“The Ice Crown! Exclaimed Dominykas. You destroyed the Ice Crown?You loosened the grip of the long winter on the world?”

“I played my part. It was for others though to defeat the armies of Doomdark,” said Morkin.

The Marches of Valahar

The Lords of Midnight
by Mike Singleton

Book IV:
The Eye of the Moon

Comrades of the Prince:
The Marches of Valahar

Time itself was sleeping. There was utter stillness even in the air. The drops of rain hanging from the leaves gleamed but did not sparkle for not even the light trembled. The silence was so deep it made him feel deaf but when he breathed out it seemed like a roar. The storm had passed.

Dominykas turned his eyes to the horizon. Over the forest, misted by distance, the far peaks of Valahar floated in a milky blue haze, sharp white shards cutting at the sky. Then the light subtly changed and one of them, the tallest, suddenly suncaught, began to glow at the very tip, brighter and brighter until it glowed with golden fire.

The Wilderhorn, he thought, it must be. That’s where I must go, to the roof of the world, to the gate of the heavens. The boy couldn’t imagine the road that led there. It was impossible. How could he ever reach it? For a moment, black despair rose, seeping into him, but then he wrenched away from it. I’m not a boy any more. I can do it if I must and I must, so I will! He gazed at the mountain with its golden crown of fire.

It was simple after all. Bright as a beacon, there was the torch that would light his path. However long and twisted the journey, a peak that soared so high would be with him like the sun or the moon, sometimes hidden, sometimes in darkness, but always reappearing as he turned a corner and found the open sky again or as the world turned and darkness fled.

His heart filled with joy. Nearly forty moons had passed since they left Coromand and now their journey’s end was at last in sight, blazing with fire. Smiling, he turned to his friends. He flung his arm out to point wildly at the mountains.

‘There! The roof of the world! The gate of the heavens!

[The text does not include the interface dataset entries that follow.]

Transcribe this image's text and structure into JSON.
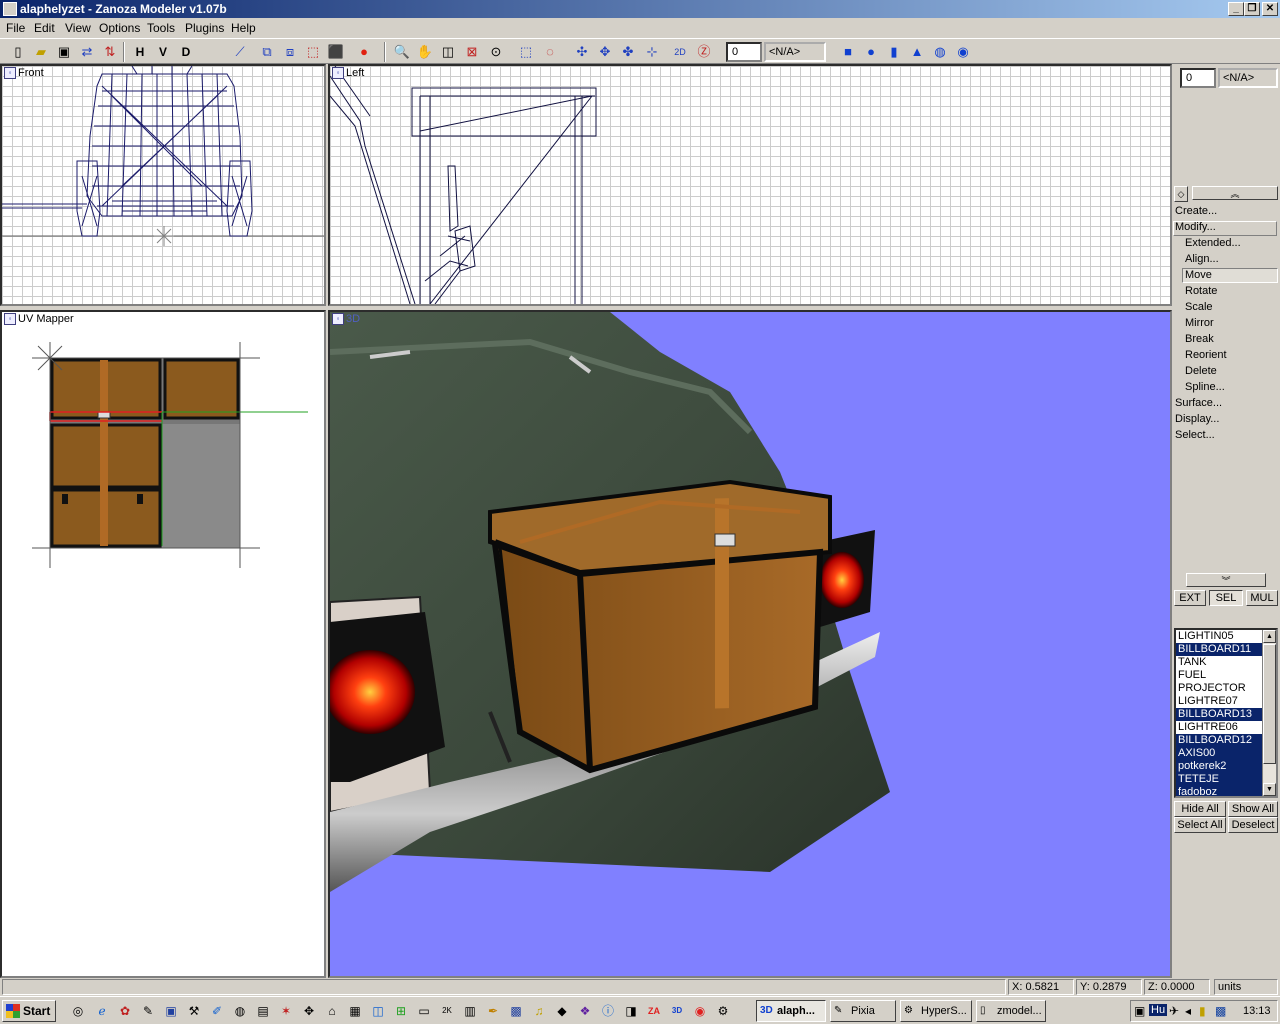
{
  "window": {
    "title": "alaphelyzet - Zanoza Modeler v1.07b"
  },
  "menu": [
    "File",
    "Edit",
    "View",
    "Options",
    "Tools",
    "Plugins",
    "Help"
  ],
  "toolbar": {
    "letters": [
      "H",
      "V",
      "D"
    ],
    "spin_value": "0",
    "na_value": "<N/A>"
  },
  "viewports": {
    "front": "Front",
    "left": "Left",
    "uv": "UV Mapper",
    "threed": "3D"
  },
  "panel": {
    "spin_value": "0",
    "na_value": "<N/A>",
    "create": "Create...",
    "modify": "Modify...",
    "sub_items": [
      "Extended...",
      "Align...",
      "Move",
      "Rotate",
      "Scale",
      "Mirror",
      "Break",
      "Reorient",
      "Delete",
      "Spline..."
    ],
    "other_items": [
      "Surface...",
      "Display...",
      "Select..."
    ],
    "tabs": [
      "EXT",
      "SEL",
      "MUL"
    ],
    "objects": [
      {
        "name": "LIGHTIN05",
        "selected": false
      },
      {
        "name": "BILLBOARD11",
        "selected": true
      },
      {
        "name": "TANK",
        "selected": false
      },
      {
        "name": "FUEL",
        "selected": false
      },
      {
        "name": "PROJECTOR",
        "selected": false
      },
      {
        "name": "LIGHTRE07",
        "selected": false
      },
      {
        "name": "BILLBOARD13",
        "selected": true
      },
      {
        "name": "LIGHTRE06",
        "selected": false
      },
      {
        "name": "BILLBOARD12",
        "selected": true
      },
      {
        "name": "AXIS00",
        "selected": true
      },
      {
        "name": "potkerek2",
        "selected": true
      },
      {
        "name": "TETEJE",
        "selected": true
      },
      {
        "name": "fadoboz",
        "selected": true
      }
    ],
    "hide_all": "Hide All",
    "show_all": "Show All",
    "select_all": "Select All",
    "deselect": "Deselect"
  },
  "status": {
    "x": "X: 0.5821",
    "y": "Y: 0.2879",
    "z": "Z: 0.0000",
    "units": "units"
  },
  "taskbar": {
    "start": "Start",
    "tasks": [
      "alaph...",
      "Pixia",
      "HyperS...",
      "zmodel..."
    ],
    "clock": "13:13",
    "lang": "Hu"
  },
  "colors": {
    "title_start": "#0a246a",
    "title_end": "#a6caf0",
    "sky": "#8080ff",
    "selection": "#0a246a"
  }
}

The Horns of Valahar! Look! The Wilderhorn!’ he shouted and the fire that touched the far off crest blazed within him. His young comrades looked. They gawped. They gasped. They looked at one another. One by one they grinned. Then at last they cheered.

Think about the future…

icon_512x512I finally submitted the OSX version of The Lords of Midnight to Apple last night, it’s been a long time coming, a lot longer than I expected. I didn’t start it as early as I expected due to supporting the mobile version until March. Some of it has been because of technical issues, I struggled to get the code, more accurately the resolution code, to work satisfactory. Another part was being burnt out. I hadn’t realised how much getting the Mobile version out, took out of me. I found myself not really interested in developing the desktop version, so I found myself bitting at it and not staying focused. In fact a lot of the code ended up being developed on a Saturday morning while my daughter was diving, like I am now. I have a an hour and a half to kill while she dives, you can only give your full attention for so long, and that was always a good excuse to have my laptop with my and work on LoM.

All being well with the Apple submission process, the game will be available in the Mac App Store for the Summer Solstice. The Windows version needs a little more testing and I need to find a home for it to be distributed. If that all doesn’t happen during the next week in order to hit the same release date, I suspect it will be the week after.I now find myself thinking about the next steps. Jure has already started work on, if not almost finished, the artwork for Doomdark’s Revenge, so there is nothing to hold me back there. I suspect that the actual next steps will be a new build of the mobile version of LoM to include the scaling map, the keyboard controls ( for bluetooth keyboards ), and a few bug fixes that were dealt with during the desktop development. The desktop code is just a different branch of the mobile version, so I just need to roll everything up. Being truthful, I also need to put an advert in the mobile version for the desktop version, it would be nice to pickup at least another 6k unit sales.
Continue reading